8. Jameis Winston had another classic Jameis Winston outing against the Colts on Sunday. Winston’s final numbers in Tampa Bay’s 38-35 win over Indianapolis show just how erratic the QB can be: 33-of-45 passing, 456 yards, four touchdowns, and three interceptions. Winston’s third interception came on a tipped pass over the middle, but his first two picks were thrown straight to linebacker Darius Leonard, who Winston didn’t seem to notice dropping back into coverage. Those are the types of mistakes a good quarterback just doesn’t make in his fifth season, and watching those throws, it’s hard to imagine why the Bucs would be interested in bringing Winston back next season.

Which makes his highlight-reel throws all the more frustrating. Despite turning the ball over three times, Winston was still able to march the Bucs 63 yards for the game-winning touchdown in the fourth quarter. Winston’s highs are undeniably enticing, but head coach Bruce Arians will have to decide whether sticking with him next season is worth enduring the lows.

9. Titans receiver A.J. Brown looks like one of the best values from the entire 2019 draft. Tennessee’s rookie receiver finished with five catches for 153 yards and two touchdowns against the Raiders, and he seems to be getting better every week. At 6-foot-1 and 226 pounds, Brown is a hulking nightmare for defensive backs in the open field. He leads all receivers in yards after catch per reception, missed tackles per reception, and yards after contact per reception. Titans offensive coordinator Mike Vrabel has learned that all he needs to do to create big plays is get the ball to Brown on quick throws—he’ll take care of the rest. Fifty players were taken before Brown in last year’s draft, and at this point, the pick looks like a home run for Titans general manager Jon Robinson.

10. This week’s line-play moment that made me hit rewind: Matt Judon has been another late-round gem for the Baltimore front seven. The 2016 fifth-round pick was everywhere in the Ravens’ win over Buffalo on Sunday. He finished with seven total pressures and two sacks while making other several key stops in the backfield.
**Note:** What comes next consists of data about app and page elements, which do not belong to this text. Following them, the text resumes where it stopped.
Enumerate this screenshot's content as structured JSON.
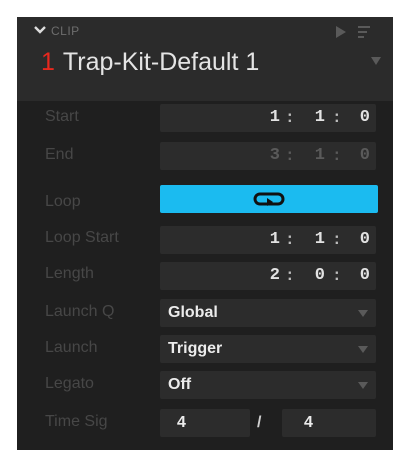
{
  "clip": {
    "section_label": "CLIP",
    "number": "1",
    "name": "Trap-Kit-Default 1"
  },
  "start": {
    "label": "Start",
    "bar": "1",
    "beat": "1",
    "sixteenth": "0"
  },
  "end": {
    "label": "End",
    "bar": "3",
    "beat": "1",
    "sixteenth": "0"
  },
  "loop": {
    "label": "Loop",
    "enabled": true
  },
  "loop_start": {
    "label": "Loop Start",
    "bar": "1",
    "beat": "1",
    "sixteenth": "0"
  },
  "length": {
    "label": "Length",
    "bar": "2",
    "beat": "0",
    "sixteenth": "0"
  },
  "launch_q": {
    "label": "Launch Q",
    "value": "Global"
  },
  "launch": {
    "label": "Launch",
    "value": "Trigger"
  },
  "legato": {
    "label": "Legato",
    "value": "Off"
  },
  "time_sig": {
    "label": "Time Sig",
    "numerator": "4",
    "separator": "/",
    "denominator": "4"
  },
  "colors": {
    "panel_bg": "#1f1f1f",
    "header_bg": "#2b2b2b",
    "field_bg": "#2c2c2c",
    "accent_loop": "#1bbbf0",
    "clip_number": "#e8281e"
  },
  "icons": {
    "collapse": "chevron-down-icon",
    "play": "play-icon",
    "menu": "menu-icon",
    "loop": "loop-icon",
    "dropdown": "triangle-down-icon"
  }
}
On a first-and-10 screen pass midway through the second quarter, Judon perfectly read the play and dropped running back Devin Singletary for a 4-yard loss that helped torpedo a Bills drive. The fourth-year linebacker is just the latest well-rounded edge rusher to come along for the Ravens, and just like Za’Darius Smith this offseason, he should get a significant payday when he hits free agency next spring.
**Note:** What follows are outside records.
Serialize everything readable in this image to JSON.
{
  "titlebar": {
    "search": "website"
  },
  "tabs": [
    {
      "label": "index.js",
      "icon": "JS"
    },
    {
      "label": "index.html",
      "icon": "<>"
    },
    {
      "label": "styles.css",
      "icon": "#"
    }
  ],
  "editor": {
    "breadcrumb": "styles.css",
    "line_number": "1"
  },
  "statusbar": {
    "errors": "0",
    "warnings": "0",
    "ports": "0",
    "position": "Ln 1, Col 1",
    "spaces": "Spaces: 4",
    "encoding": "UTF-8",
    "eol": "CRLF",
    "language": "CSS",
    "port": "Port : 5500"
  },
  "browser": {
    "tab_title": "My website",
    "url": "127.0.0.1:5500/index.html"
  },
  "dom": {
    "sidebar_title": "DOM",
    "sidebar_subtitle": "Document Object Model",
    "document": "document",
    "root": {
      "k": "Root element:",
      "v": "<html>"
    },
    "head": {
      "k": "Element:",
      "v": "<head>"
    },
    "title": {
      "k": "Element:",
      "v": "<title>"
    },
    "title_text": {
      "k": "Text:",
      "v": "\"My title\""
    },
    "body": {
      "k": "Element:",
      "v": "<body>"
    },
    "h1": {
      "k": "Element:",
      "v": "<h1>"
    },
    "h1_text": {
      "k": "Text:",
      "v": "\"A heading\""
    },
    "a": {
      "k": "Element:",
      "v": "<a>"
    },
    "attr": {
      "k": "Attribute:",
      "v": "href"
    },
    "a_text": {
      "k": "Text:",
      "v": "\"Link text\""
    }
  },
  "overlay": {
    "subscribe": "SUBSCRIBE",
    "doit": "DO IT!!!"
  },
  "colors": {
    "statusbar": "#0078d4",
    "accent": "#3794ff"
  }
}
11. This week in NFL players, they’re absolutely nothing like us: Washington has to do everything in its power to avoid wasting Terry McLaurin.